Last week, Samsung officially introduced two new offerings with very large screens, the Galaxy Note 5 and the Galaxy S6 Edge+. Both devices are very similar in terms of their technical specifications and the hardware design is also inspired by the flagships they introduced this year. They feature the metallic frame and glass on front and back giving them a premium look that has been praised on the Galaxy S6 lineup. The Galaxy S6 Edge+ didn't change much from its regular version besides the larger display and a few internals, but the Galaxy Note 5 changed drastically in terms of hardware compared to last generation's model and a few features were compromised, the new model no longer supports expandable memory and it doesn't feature a removable battery. Another notable feature that is missing from both devices is the IR port that was used to control most electronics at home.
The IR blaster was included even in the Galaxy S6 and the Galaxy S6 Edge that were introduced earlier this year, so it seems rather odd that the company didn't include it in the newer devices. SamMobile made a poll to check if their readers would actually miss that feature and the conclusion is that the vast majority of them will. Interestingly, Peel, which has a universal remote app noticed this and communicated through their Twitter account "Poll by @SamMobiles reveals 89% use IR infrared blaster on #Samsung phones. Samsung skips IR on new Note 5, S6 Edge+", thus communicating to potential buyers of either of the new phones what they would be missing and probably that they'd like Samsung to notice that a large number of people really care about this feature.

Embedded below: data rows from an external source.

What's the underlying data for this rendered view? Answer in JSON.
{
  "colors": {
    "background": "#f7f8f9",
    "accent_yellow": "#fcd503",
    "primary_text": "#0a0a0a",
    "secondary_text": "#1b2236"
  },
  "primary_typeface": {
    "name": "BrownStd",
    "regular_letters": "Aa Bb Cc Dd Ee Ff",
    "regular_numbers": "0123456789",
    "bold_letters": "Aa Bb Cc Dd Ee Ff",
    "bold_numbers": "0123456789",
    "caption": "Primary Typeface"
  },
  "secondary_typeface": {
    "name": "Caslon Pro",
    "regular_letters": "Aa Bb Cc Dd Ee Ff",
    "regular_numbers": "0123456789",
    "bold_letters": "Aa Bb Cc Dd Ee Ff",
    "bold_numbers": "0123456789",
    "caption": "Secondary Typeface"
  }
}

Samsung had partnered with Peel and even had that app preinstalled in the Galaxy S6 and the Galaxy S6 Edge, which let users control TVs, game consoles, streaming devices, Blu-ray players, AV receivers and even air conditioners, all of those using the IR blaster. It is said to work in over 200 countries and 110 of them offer Program Guides. The Note lineup, in particular, was known for having phones with no compromises in terms of features and they were meant for power users, so perhaps Samsung would reconsider adding them in future generations. The sales of their devices should be an indicator that supports any of these theories.